Swimming Matters joins hands with millions of women across the globe today to celebrate World Menstrual Hygiene Day. It is a day to break the silence, raise awareness and change negative social norms around periods and menstrual hygiene, especially among swimmers. It is time to step up and break long-held myths and stereotypes around periods and puberty, and enable a sensitive, inclusive environment for women to achieve their potential without being tied down to something that is only natural biology at work. We are excited to have a mother daughter duo – international swimmer Kenisha Gupta and her mother Pradeepti – sharing their thoughts on this subject.
17 years old Kenisha Gupta has been a national medallist since the age of 9. With her mom Pradeepti Gupta by her side, she began representing India at international swimming meets a couple of years ago. Kenisha and her mom have always had the best relationship, and the support she has outside the pool has definitely reflected in her performance in the pool. For World Menstrual Hygiene Day, Kenisha and Pradeepti take head-on the topics of puberty, periods, body image and more with honesty, candour and dollops of wise, worldly advice.
Kenisha Gupta writes on dealing with puberty as a competitive swimmer, coping with body image issues and how we need to normalize discussions around periods

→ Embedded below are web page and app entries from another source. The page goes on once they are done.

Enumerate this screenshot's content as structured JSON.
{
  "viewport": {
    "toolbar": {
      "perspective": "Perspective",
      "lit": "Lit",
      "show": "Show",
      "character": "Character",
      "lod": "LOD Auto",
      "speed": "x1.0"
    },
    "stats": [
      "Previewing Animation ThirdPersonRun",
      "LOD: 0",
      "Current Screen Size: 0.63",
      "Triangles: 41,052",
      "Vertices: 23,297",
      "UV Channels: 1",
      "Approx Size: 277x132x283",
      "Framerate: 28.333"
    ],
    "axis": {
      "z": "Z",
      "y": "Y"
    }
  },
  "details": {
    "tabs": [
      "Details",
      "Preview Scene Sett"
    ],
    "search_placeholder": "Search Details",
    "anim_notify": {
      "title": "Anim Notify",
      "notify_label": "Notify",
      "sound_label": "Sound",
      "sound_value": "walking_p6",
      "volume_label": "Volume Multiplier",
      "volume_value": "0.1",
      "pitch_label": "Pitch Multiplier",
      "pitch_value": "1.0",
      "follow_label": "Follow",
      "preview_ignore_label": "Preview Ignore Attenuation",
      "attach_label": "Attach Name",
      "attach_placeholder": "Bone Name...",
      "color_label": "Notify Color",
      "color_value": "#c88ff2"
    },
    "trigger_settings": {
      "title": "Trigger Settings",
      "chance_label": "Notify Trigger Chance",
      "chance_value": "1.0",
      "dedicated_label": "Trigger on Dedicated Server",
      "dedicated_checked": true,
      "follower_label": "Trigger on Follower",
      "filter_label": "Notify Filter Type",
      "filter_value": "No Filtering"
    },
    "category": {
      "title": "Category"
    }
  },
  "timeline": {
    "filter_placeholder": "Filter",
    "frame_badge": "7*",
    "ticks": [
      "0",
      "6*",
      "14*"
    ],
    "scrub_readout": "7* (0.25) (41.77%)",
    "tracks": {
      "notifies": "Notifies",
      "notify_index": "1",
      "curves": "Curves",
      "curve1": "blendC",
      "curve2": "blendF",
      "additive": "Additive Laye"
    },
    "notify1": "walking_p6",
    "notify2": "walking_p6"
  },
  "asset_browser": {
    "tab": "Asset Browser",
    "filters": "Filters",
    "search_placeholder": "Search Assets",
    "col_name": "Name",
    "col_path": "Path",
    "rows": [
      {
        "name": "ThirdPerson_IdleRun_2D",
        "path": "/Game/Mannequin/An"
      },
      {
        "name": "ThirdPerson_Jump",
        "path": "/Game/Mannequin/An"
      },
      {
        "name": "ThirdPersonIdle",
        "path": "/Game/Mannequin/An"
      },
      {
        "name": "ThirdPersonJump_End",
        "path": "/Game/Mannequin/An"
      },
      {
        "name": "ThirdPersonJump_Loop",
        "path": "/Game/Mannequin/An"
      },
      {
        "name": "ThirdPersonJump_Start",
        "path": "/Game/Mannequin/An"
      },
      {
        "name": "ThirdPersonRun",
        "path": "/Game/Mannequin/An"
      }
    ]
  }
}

“Why should girls be the ‘victims’ of the changes that their bodies undergo? The word victim has such harsh and negative connotations. A common misconception is the idea that women are supposed to only take rest and do absolutely nothing while on their period. As an athlete, I disagree. While it is important to take recovery days when you’re feeling sluggish and fatigued, I support the concept of working out even while on your period. Menstruation and working out have a relationship that can be compared to mutualism. Of course, it won’t be the same for everyone.
Exercise stimulates the body to release chemicals called endorphins which interact with receptors in the brain, resulting in the alleviation of pain and also producing a ‘feel-good effect’. In doing this, exercise helps mitigate even the worst period symptoms. In most people, the body perceives menstruation as ‘stress’ and stimulates certain stress responses. These responses include the production of hormones such as cortisol which could actually boost the ability to work out. Listen to your body, it knows how much it can handle! Remember that your period does not make you incapable, it makes you resilient.

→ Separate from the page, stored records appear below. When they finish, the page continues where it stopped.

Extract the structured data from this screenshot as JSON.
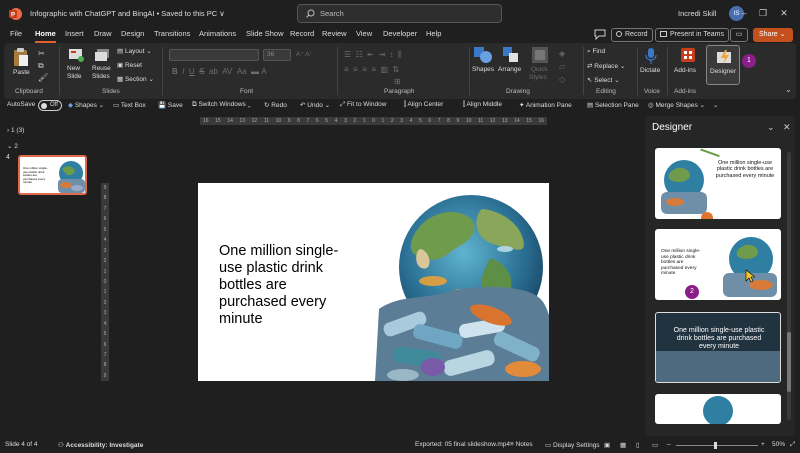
{
  "titlebar": {
    "title": "Infographic with ChatGPT and BingAI  •  Saved to this PC ∨",
    "search_placeholder": "Search",
    "user_name": "Incredi Skill",
    "avatar_initials": "IS"
  },
  "menu": {
    "tabs": [
      "File",
      "Home",
      "Insert",
      "Draw",
      "Design",
      "Transitions",
      "Animations",
      "Slide Show",
      "Record",
      "Review",
      "View",
      "Developer",
      "Help"
    ],
    "active": "Home",
    "record_label": "Record",
    "present_label": "Present in Teams",
    "share_label": "Share"
  },
  "ribbon": {
    "paste": "Paste",
    "new_slide": "New",
    "new_slide2": "Slide",
    "reuse": "Reuse",
    "reuse2": "Slides",
    "layout": "Layout",
    "reset": "Reset",
    "section": "Section",
    "font_size": "36",
    "shapes": "Shapes",
    "arrange": "Arrange",
    "quick_styles": "Quick",
    "quick_styles2": "Styles",
    "find": "Find",
    "replace": "Replace",
    "select": "Select",
    "dictate": "Dictate",
    "addins": "Add-ins",
    "designer": "Designer",
    "groups": {
      "clipboard": "Clipboard",
      "slides": "Slides",
      "font": "Font",
      "paragraph": "Paragraph",
      "drawing": "Drawing",
      "editing": "Editing",
      "voice": "Voice",
      "addins": "Add-ins"
    },
    "badge1": "1"
  },
  "qat": {
    "autosave": "AutoSave",
    "autosave_state": "Off",
    "shapes": "Shapes",
    "textbox": "Text Box",
    "save": "Save",
    "switch": "Switch Windows",
    "redo": "Redo",
    "undo": "Undo",
    "fit": "Fit to Window",
    "align_center": "Align Center",
    "align_middle": "Align Middle",
    "anim_pane": "Animation Pane",
    "sel_pane": "Selection Pane",
    "merge": "Merge Shapes"
  },
  "slides_pane": {
    "section1": "1 (3)",
    "section2": "2",
    "slide_number": "4",
    "thumb_text": "One million single-use plastic drink bottles are purchased every minute"
  },
  "ruler": {
    "ticks": [
      "16",
      "15",
      "14",
      "13",
      "12",
      "11",
      "10",
      "9",
      "8",
      "7",
      "6",
      "5",
      "4",
      "3",
      "2",
      "1",
      "0",
      "1",
      "2",
      "3",
      "4",
      "5",
      "6",
      "7",
      "8",
      "9",
      "10",
      "11",
      "12",
      "13",
      "14",
      "15",
      "16"
    ],
    "vticks": [
      "9",
      "8",
      "7",
      "6",
      "5",
      "4",
      "3",
      "2",
      "1",
      "0",
      "1",
      "2",
      "3",
      "4",
      "5",
      "6",
      "7",
      "8",
      "9"
    ]
  },
  "slide": {
    "text": "One million single-use plastic drink bottles are purchased every minute"
  },
  "designer": {
    "title": "Designer",
    "card1_text": "One million single-use plastic drink bottles are purchased every minute",
    "card2_text": "One million single-use plastic drink bottles are purchased every minute",
    "card3_text": "One million single-use plastic drink bottles are purchased every minute",
    "badge2": "2"
  },
  "status": {
    "slide_of": "Slide 4 of 4",
    "accessibility": "Accessibility: Investigate",
    "exported": "Exported: 05 final slideshow.mp4",
    "notes": "Notes",
    "display": "Display Settings",
    "zoom": "50%"
  },
  "colors": {
    "accent": "#e35d2f",
    "share": "#c4501f",
    "badge": "#8a1f8a",
    "bg": "#1f1f1f",
    "ribbon": "#2b2b2b"
  }
}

Everyone, boys and girls alike, goes through puberty. Making girls less conscious and more comfortable with this process is a goal we should all strive to accomplish. ‘The period’ is rarely ever addressed. I fail to comprehend why people cannot normalise the discussion of ‘menstruation’. The absurd stigma lurking behind everyone’s perception of a period is ludicrous. The period should not be regarded as nasty, gross, or shameful when it quite literally is something that is out of anyone’s control. It is just how the female body is designed. Foster a positive culture and be sensitive.
Psycho-social issues related to the physical attributes of puberty are also a major problem in my eyes. Physical development is oftentimes seen as to spur objectification and body shaming. In a sport such as swimming, girls should not feel uncomfortable to wear swimsuits. In this case, social media and the Internet play such a critical role. Every day, we are comparing ourselves to people on the internet, without realising the amount of effort that actually goes into an Instagram post: from the posing to the editing and everything in between. Everyone is different. The ‘perfect body’ means different things to everyone. Rather than sitting around moping about how you wished you looked like that one girl on Instagram, focus on loving yourself and accepting the way you are.

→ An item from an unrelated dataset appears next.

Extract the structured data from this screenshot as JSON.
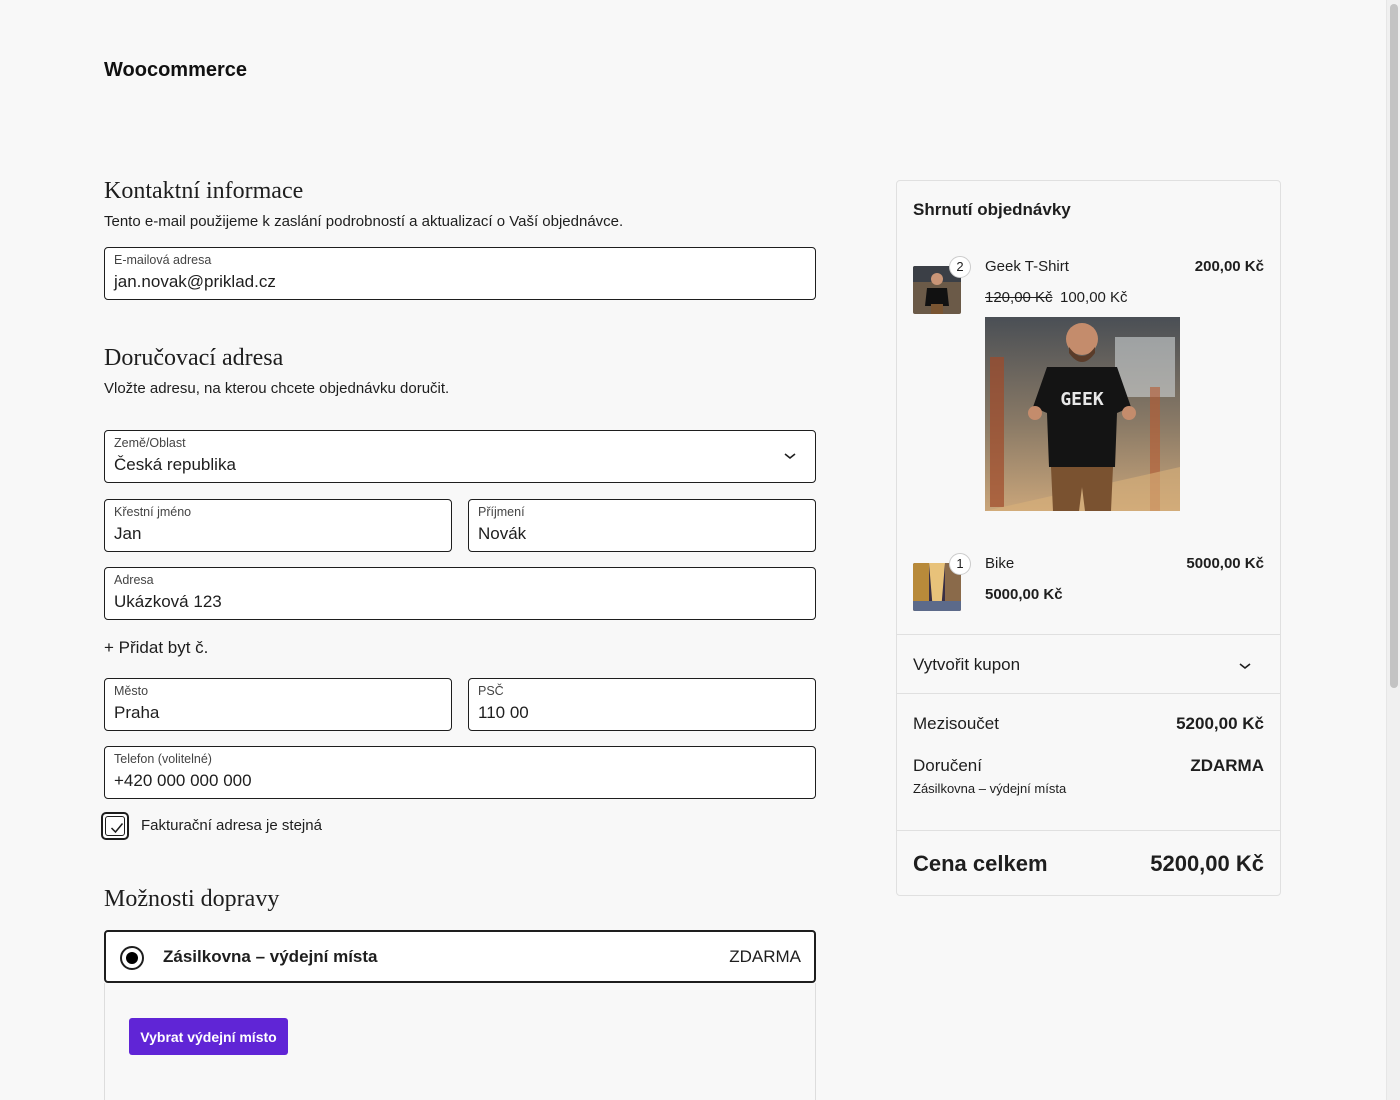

Especially in the world of sports, what is often regarded as ‘ugly’ (being muscular or too tall for example) could possibly be a major supporting factor when it comes down to success in the sport. Not to say that if you’re not these things you can’t achieve the same level of success. It is important to understand your body and what works for you. For example, Matt Grevers at 6’8” ft and 109 kg and Ryosuke Irie at 5’10” and 62 kg were merely half a second apart in the 100 m backstroke at the 2012 London Olympics. If you don’t believe in working with what you have, you won’t reach very far. Start with acceptance and then take it from there.
Pradeepti Gupta, Kenisha’s mother on how to help children dealing with puberty, believing in the power of women, and more
When your kid takes up swimming at a young age, you never think of the things that will come up in the future. Your role as a parent is to be your child’s support system and basically be Google personified for them.
They should feel comfortable enough to share with you whatever they’re feeling and going through. With all the hormonal changes undergone during puberty, I feel like it is necessary to give your child some wiggle room. They need to come into their own and truly understand their emotions.
Kenisha’s first need was to understand what was happening. Once her curiosity was met, off she went. She grew up in an environment in which we (her family) believe that the woman is powerful. I am a strong believer in powering through challenges, and I think the same reflects in her.
Menstruation is not incapacitating in any way. Instead, it is empowering. ‘Periods’ is not a bad word. More awareness regarding composure and conduct needs to come in. Girls shouldn’t feel embarrassed about what they’re going through.